Yes, blueberries are listed in the table (serving size 4.2 ounces) with an FP of 11 grams. But 1/2 cup of blueberries represents a 2.6 ounce serving size having an FP of only 7 grams. Also, many of the recipes only call for 1/3 cup making the FP value even lower. The FP grams of blueberries represent sugar and fiber and can absolutely feed gut bacteria. But moderate serving sizes should be well tolerated as long as overall FP is controlled.
You are correct: The symptom potential is higher for higher FP values. As stated in the book, 7 grams FP or less in a single meal (all food in the meal combined) is considered low. Up to 15 grams (all foods in a meal) is considered moderate, etc. Reduce the total FP for a meal if needed by reducing serving size or choosing lower FP foods.
Probiotics are discussed in the book. A general rule of thumb is that probiotics that don’t produce gas are the safest – L. acidophilus, B. bifida, etc.
For determining FP for foods not listed you can look up the nutrition facts and use the FP tool on this site, or for a rough estimate, count up total carbs minus fiber, divide by two and add fiber grams to that subtotal.
1. aloe vera – relatively low carb and should be fine.
2. Kambucha (3 ounce serving has about 3 grams of FP) and femented foods like sauerkraut (1/2 cup, 71 grams is FP = 3 grams). For Kambucha, opt for lower carb / lower sugar brands or recipes.
3. Spirulina: FP is about 4 grams for a one ounce serving.
4. Soaked flax seeds(I swallow them whole for constipation). Flax seeds are mostly fiber – FP = 9 grams for a 1.1 ounce serving. Flax seeds are in the ebooks and second printings of the paperbacks.

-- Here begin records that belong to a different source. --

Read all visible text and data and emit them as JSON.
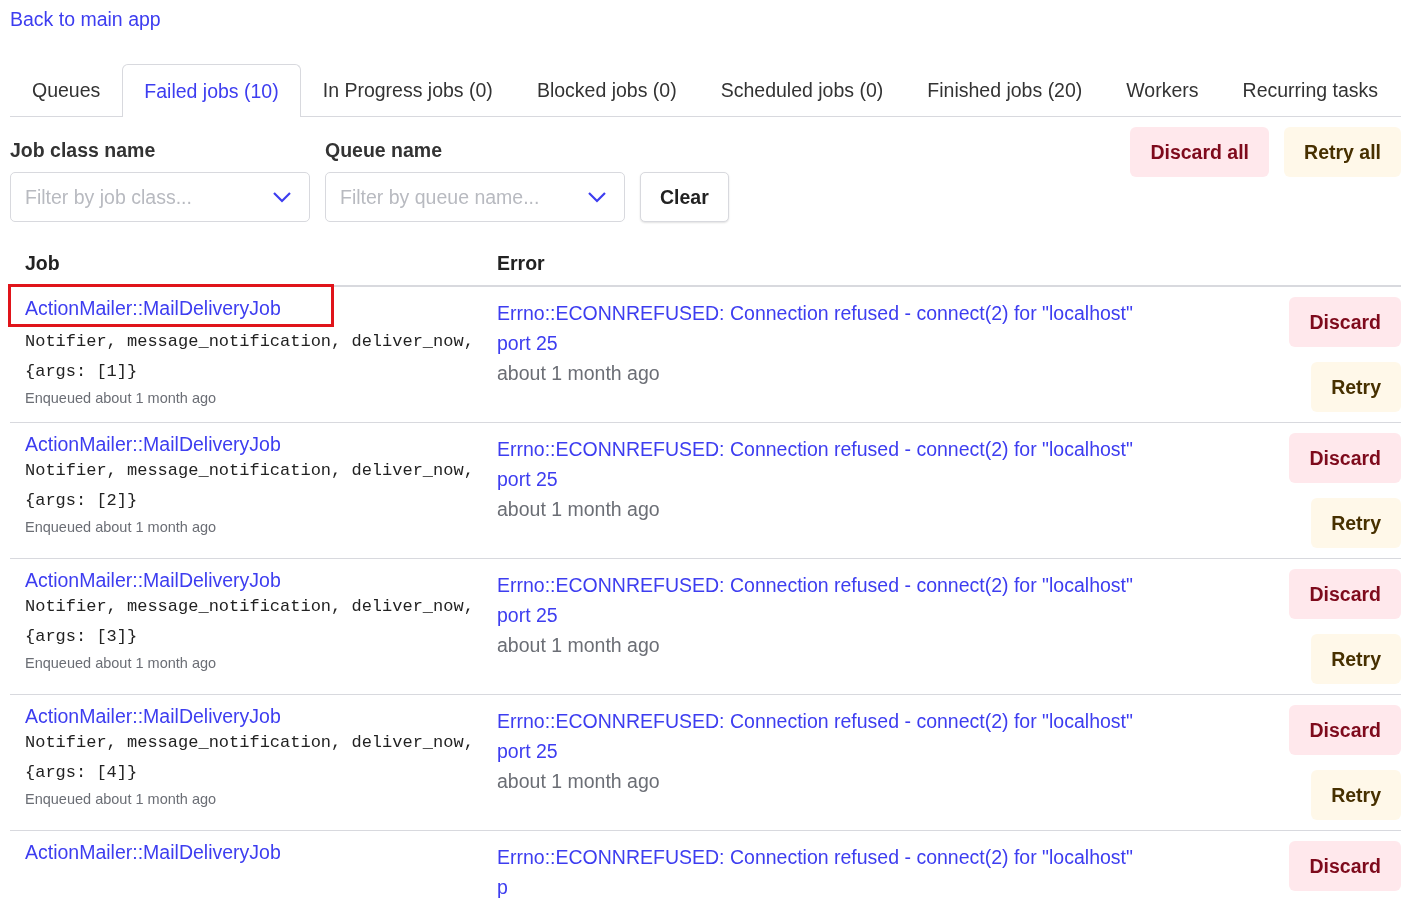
{
  "back_link": "Back to main app",
  "tabs": [
    {
      "label": "Queues",
      "selected": false
    },
    {
      "label": "Failed jobs (10)",
      "selected": true
    },
    {
      "label": "In Progress jobs (0)",
      "selected": false
    },
    {
      "label": "Blocked jobs (0)",
      "selected": false
    },
    {
      "label": "Scheduled jobs (0)",
      "selected": false
    },
    {
      "label": "Finished jobs (20)",
      "selected": false
    },
    {
      "label": "Workers",
      "selected": false
    },
    {
      "label": "Recurring tasks",
      "selected": false
    }
  ],
  "filters": [
    {
      "label": "Job class name",
      "placeholder": "Filter by job class..."
    },
    {
      "label": "Queue name",
      "placeholder": "Filter by queue name..."
    }
  ],
  "clear_button": "Clear",
  "bulk_actions": [
    {
      "kind": "discard",
      "label": "Discard all"
    },
    {
      "kind": "retry",
      "label": "Retry all"
    }
  ],
  "table": {
    "columns": [
      "Job",
      "Error"
    ],
    "rows": [
      {
        "job": "ActionMailer::MailDeliveryJob",
        "highlighted": true,
        "arguments": "Notifier, message_notification, deliver_now, {args: [1]}",
        "enqueued": "Enqueued about 1 month ago",
        "error": "Errno::ECONNREFUSED: Connection refused - connect(2) for \"localhost\" port 25",
        "failed_at": "about 1 month ago",
        "actions": [
          {
            "kind": "discard",
            "label": "Discard"
          },
          {
            "kind": "retry",
            "label": "Retry"
          }
        ]
      },
      {
        "job": "ActionMailer::MailDeliveryJob",
        "highlighted": false,
        "arguments": "Notifier, message_notification, deliver_now, {args: [2]}",
        "enqueued": "Enqueued about 1 month ago",
        "error": "Errno::ECONNREFUSED: Connection refused - connect(2) for \"localhost\" port 25",
        "failed_at": "about 1 month ago",
        "actions": [
          {
            "kind": "discard",
            "label": "Discard"
          },
          {
            "kind": "retry",
            "label": "Retry"
          }
        ]
      },
      {
        "job": "ActionMailer::MailDeliveryJob",
        "highlighted": false,
        "arguments": "Notifier, message_notification, deliver_now, {args: [3]}",
        "enqueued": "Enqueued about 1 month ago",
        "error": "Errno::ECONNREFUSED: Connection refused - connect(2) for \"localhost\" port 25",
        "failed_at": "about 1 month ago",
        "actions": [
          {
            "kind": "discard",
            "label": "Discard"
          },
          {
            "kind": "retry",
            "label": "Retry"
          }
        ]
      },
      {
        "job": "ActionMailer::MailDeliveryJob",
        "highlighted": false,
        "arguments": "Notifier, message_notification, deliver_now, {args: [4]}",
        "enqueued": "Enqueued about 1 month ago",
        "error": "Errno::ECONNREFUSED: Connection refused - connect(2) for \"localhost\" port 25",
        "failed_at": "about 1 month ago",
        "actions": [
          {
            "kind": "discard",
            "label": "Discard"
          },
          {
            "kind": "retry",
            "label": "Retry"
          }
        ]
      },
      {
        "job": "ActionMailer::MailDeliveryJob",
        "highlighted": false,
        "error": "Errno::ECONNREFUSED: Connection refused - connect(2) for \"localhost\" p",
        "actions": [
          {
            "kind": "discard",
            "label": "Discard"
          }
        ]
      }
    ]
  }
}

5. Can using toothpaste with xylitol feed the bacteria? Should be fine. Not much xylitol used and you only rinse with it.